Blog

Women in Tech: Why I'm planning my future with GBG

Published: Thursday August 03, 2017

The phrase “women in technology” can refer to a wide range of job roles, opportunities and career paths. However women make up less than 20% of the technology workforce and recent research from PwC revealed that only 3% of female students would consider a career in technology as their first choice.  At GBG we’re proud of our diversity across the globe within our technology teams.

Jennifer Davidson, Software Solution Architect based in our Liverpool office explains what it’s like working within technology at GBG and how it compares to her previous roles.

Having worked for GBG for nearly five years I’m often asked by recruiters ‘Are you happy in your current role?’

If you work in technology you’ll be familiar with people leaving the company they’re working for, often around this time, perhaps lured by a start-up company or with an urge to create their own start-up. For female technology staff, moving can often be down to lack of progress and growth, which is surprising when research has shown companies with more diversity and greater gender balance are more successful.

Flashback just over ten years and I was fresh out of university having completed a biomedical degree. It would have been very easy for me to continue down this career path. However, I hated lab work and I was bored by the course. Things changed in final year though when I was given the chance to create a computer program to mock lab experiments and generate results. It was during this time I found my passion for coding and I knew that I wanted to become a developer.

My first development role was with the NHS. Looking round on my first day I realised I was the only female member of staff in the whole technology department I was based, which had around 70 staff. I found the same trend with every new role; I was always the only female member of staff in the technology department. There was never any training or career progression and I often found myself at the bottom of the promotion pile compared to my male counterparts regardless of my achievements. As I was so determined to move up the ranks this often led to a lot of self-studying and looking for new roles every three years or so.

In 2014 the company I was working for, Transactis, was bought by GBG and with this I found myself in a new environment, with new opportunities.

GBG is different

Sat here today, the GBG Liverpool office has some very interesting statistics regarding its technology department which really show what type of company it is. Half of the office developer leads are female, half of the office architecture team are female, one third of the DBA team are female, one third of the infrastructure team are female and two fifths of the data processing team are female. In GBG we have department heads who are female and female board members.

I believe this comes down to a number of factors:

  • Firstly, everyone is treated equally. There is no gender bias at all and there is no “old school” technology “boys club”! For me, to work in this environment is like a breath of fresh air.
  • Secondly, development is encouraged. In September I made the switch from developer to solution architect. I was openly encouraged by my manager and other members of staff to apply for this role. During my first 1-2-1 in this role I was asked where do you want to be in five years? I gave the honest answer ‘I want to be a department head and one day be a CTO’, this was met with ‘Great news, let’s put a plan together to ensure you get the skills needed to achieve this’.
  • Thirdly we have a great CTO and executive leadership team that are actively improving working environments, development programmes, work balance and a rewards scheme that makes you want to work for a company like GBG.
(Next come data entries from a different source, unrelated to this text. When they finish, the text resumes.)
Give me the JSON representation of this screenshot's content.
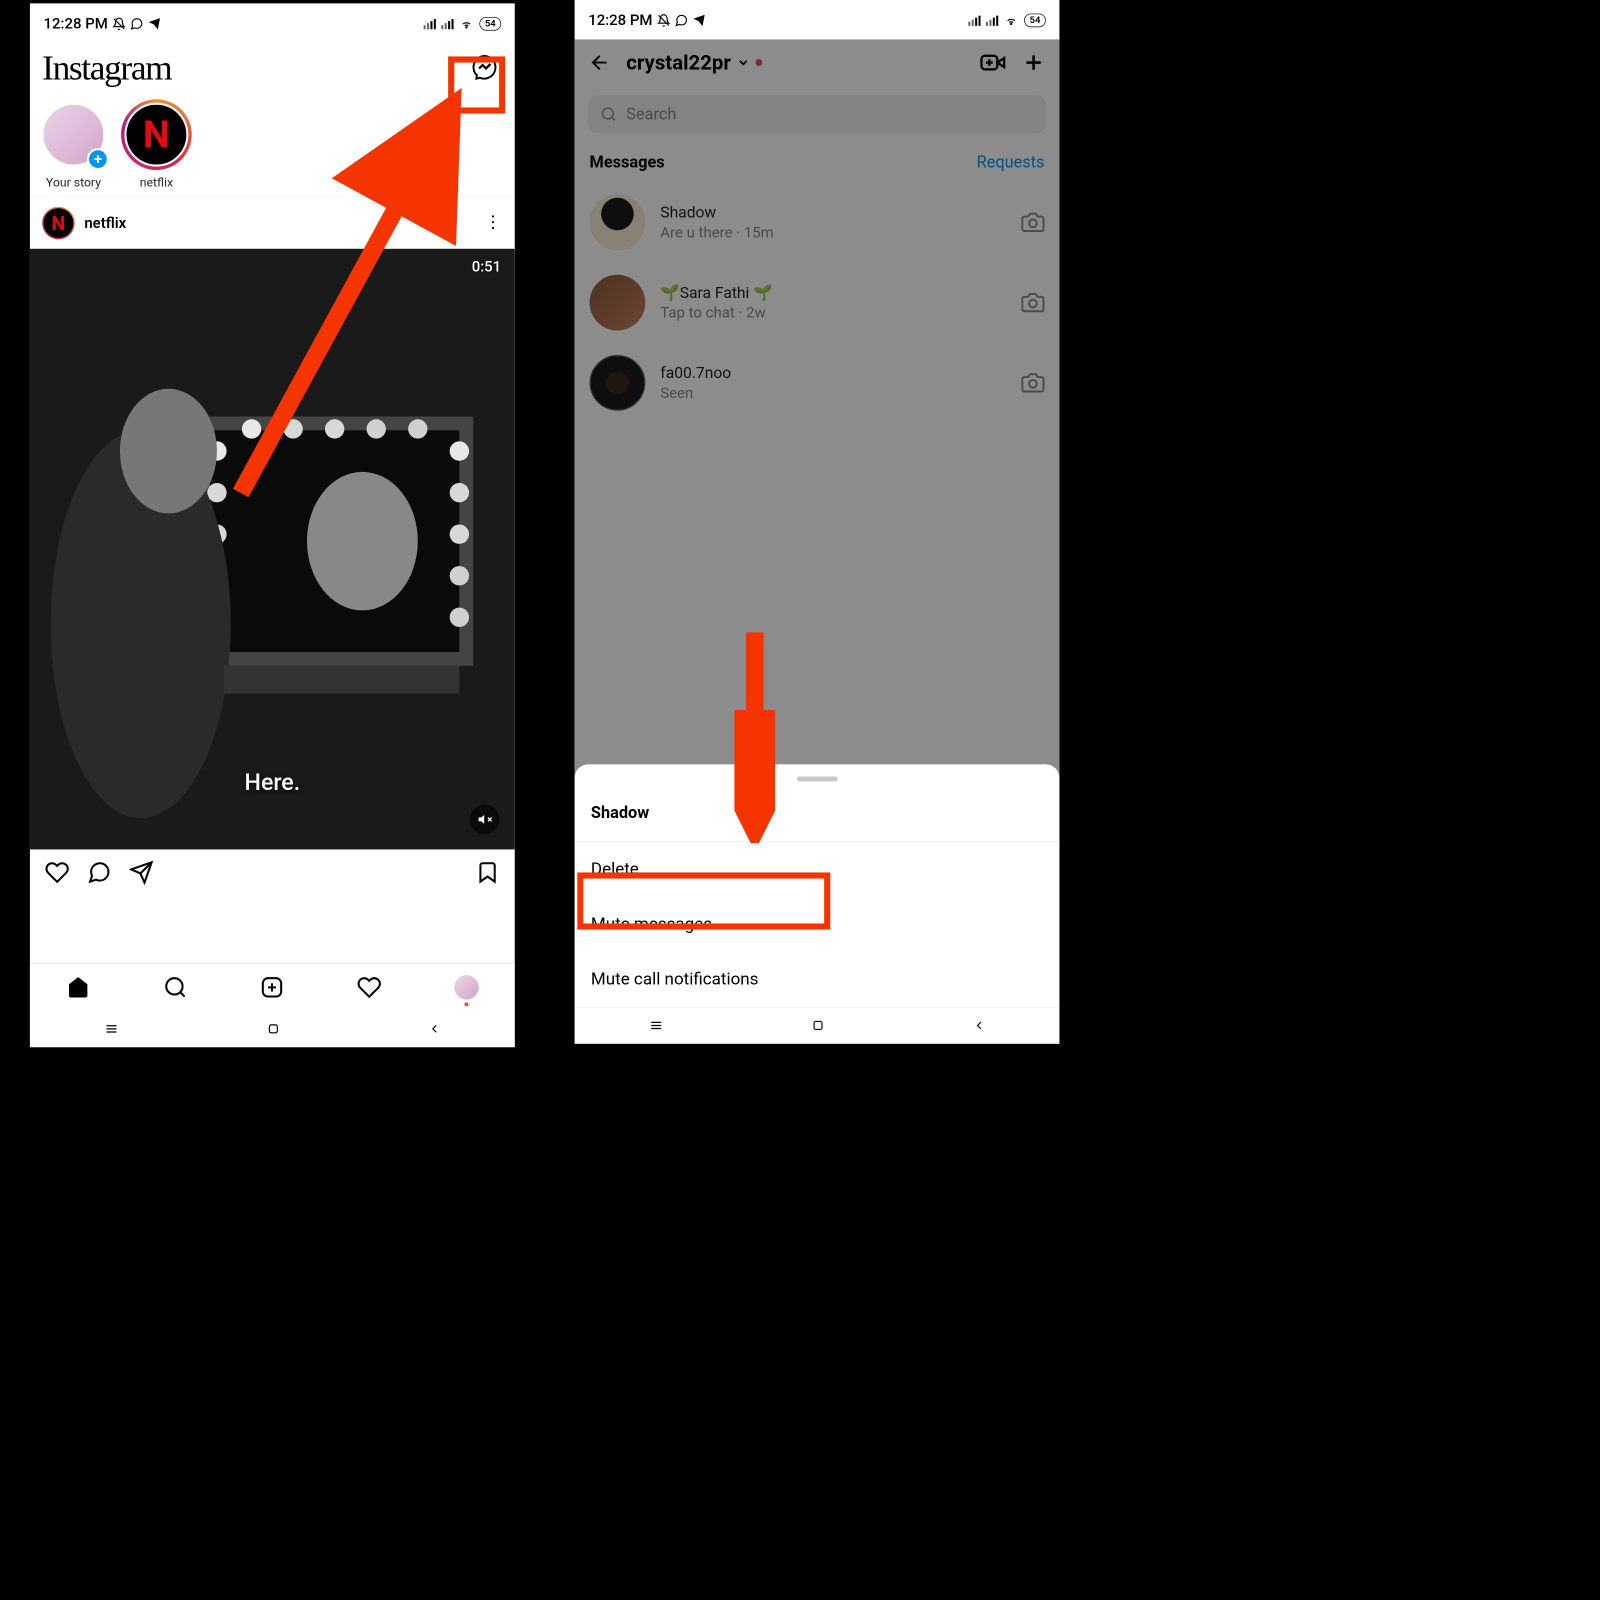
{
  "statusbar": {
    "time": "12:28 PM",
    "battery": "54"
  },
  "left": {
    "logo": "Instagram",
    "stories": [
      {
        "label": "Your story",
        "isOwn": true
      },
      {
        "label": "netflix",
        "isOwn": false
      }
    ],
    "post": {
      "author": "netflix",
      "timecode": "0:51",
      "caption": "Here."
    }
  },
  "right": {
    "username": "crystal22pr",
    "search_placeholder": "Search",
    "tabs": {
      "messages": "Messages",
      "requests": "Requests"
    },
    "chats": [
      {
        "name": "Shadow",
        "sub": "Are u there · 15m"
      },
      {
        "name": "🌱Sara Fathi 🌱",
        "sub": "Tap to chat · 2w"
      },
      {
        "name": "fa00.7noo",
        "sub": "Seen"
      }
    ],
    "sheet": {
      "title": "Shadow",
      "items": [
        "Delete",
        "Mute messages",
        "Mute call notifications"
      ]
    }
  }
}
So when I’m asked by recruiters ‘Are you happy in your current role?’ I can honestly reply yes. I’m no longer the technology department token female staff member, rolled out during HR audits, but treated as an equal, in pay, reward and development.

I’d definitely encourage anyone who likes the sound of this work culture to follow GBG’s latest jobs adverts on LinkedIn.